As someone who has loved books all my life, the very idea of burning books fills me with revulsion and the act itself strikes fear in my heart.
ld your horses, I hear you say, aren't you over-reacting just a tad? After all, the group of parents and children who organised and took part in a little bonfire of PSLE assessment books and papers recently was just indulging in a little stress-relieving exercise.
To me, it does not matter if it was assessment books that were set alight. The very act of burning a book, any book, is anathema to me. It is an act of vandalism. Arguing that it is simply an assessment book, to me, is just the beginning of a slippery slope.
Once one dismisses one book as disposable and objectionable, what's there to stop one from deciding another book contains objectionable ideas and therefore needs to be burnt? And if books contain objectionable ideas, what about the people who believe in the objectionable ideas? Qin Shi Huang burnt books. And he buried scholars alive. The Spanish burnt Mayan codices. And they tortured and killed Mayan people in the name of civilising them. The Nazis burnt books and works of art. And they were guilty of genocide.
You might think I am making a great leap in logic here - burning a few assessment books is very far from committing genocide. But book-burning has a long, infamous, unbroken association with death and destruction. It often presages narrow-mindedness, intolerance and inhumanity in a community. It is not simply the act of burning a book itself, but the symbolic power of the gesture.

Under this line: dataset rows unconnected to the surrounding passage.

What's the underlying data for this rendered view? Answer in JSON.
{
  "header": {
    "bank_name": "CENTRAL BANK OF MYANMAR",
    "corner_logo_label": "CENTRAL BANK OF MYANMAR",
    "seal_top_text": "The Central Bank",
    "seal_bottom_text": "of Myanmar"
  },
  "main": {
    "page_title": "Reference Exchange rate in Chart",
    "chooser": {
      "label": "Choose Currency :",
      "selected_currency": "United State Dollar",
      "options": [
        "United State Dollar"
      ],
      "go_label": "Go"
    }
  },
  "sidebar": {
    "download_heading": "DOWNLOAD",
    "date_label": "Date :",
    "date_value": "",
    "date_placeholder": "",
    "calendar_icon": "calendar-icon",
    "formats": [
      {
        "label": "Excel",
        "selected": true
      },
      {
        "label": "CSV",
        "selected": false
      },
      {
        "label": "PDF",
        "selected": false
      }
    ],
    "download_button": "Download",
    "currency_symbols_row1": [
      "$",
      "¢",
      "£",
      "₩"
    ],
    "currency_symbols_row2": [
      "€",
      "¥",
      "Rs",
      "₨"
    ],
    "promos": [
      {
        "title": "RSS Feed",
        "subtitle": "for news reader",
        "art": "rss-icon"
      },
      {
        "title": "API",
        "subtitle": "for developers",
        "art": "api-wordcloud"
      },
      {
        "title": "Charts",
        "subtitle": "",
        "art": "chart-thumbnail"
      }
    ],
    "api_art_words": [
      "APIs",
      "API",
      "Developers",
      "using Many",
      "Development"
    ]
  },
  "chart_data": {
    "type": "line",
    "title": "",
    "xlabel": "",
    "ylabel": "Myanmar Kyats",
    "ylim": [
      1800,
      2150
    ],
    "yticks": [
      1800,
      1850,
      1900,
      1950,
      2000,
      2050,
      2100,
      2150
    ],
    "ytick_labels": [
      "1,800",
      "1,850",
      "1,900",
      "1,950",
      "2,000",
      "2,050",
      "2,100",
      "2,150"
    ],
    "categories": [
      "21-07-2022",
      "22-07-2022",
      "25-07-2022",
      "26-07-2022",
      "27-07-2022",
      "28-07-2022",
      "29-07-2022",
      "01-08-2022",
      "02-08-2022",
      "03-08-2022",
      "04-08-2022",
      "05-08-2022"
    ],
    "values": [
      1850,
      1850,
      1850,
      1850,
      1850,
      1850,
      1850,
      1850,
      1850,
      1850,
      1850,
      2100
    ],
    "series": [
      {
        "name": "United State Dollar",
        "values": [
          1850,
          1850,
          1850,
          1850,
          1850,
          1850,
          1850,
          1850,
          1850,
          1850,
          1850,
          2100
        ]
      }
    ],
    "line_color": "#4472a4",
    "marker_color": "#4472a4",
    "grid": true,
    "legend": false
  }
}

In great cultures throughout human history, there has been a high value attached to the book as an object, as a symbol of learning, a marker of culture, a badge of civility. With good reason, since they carry the wisdom of the ages, the knowledge painstakingly acquired and recorded through the generations.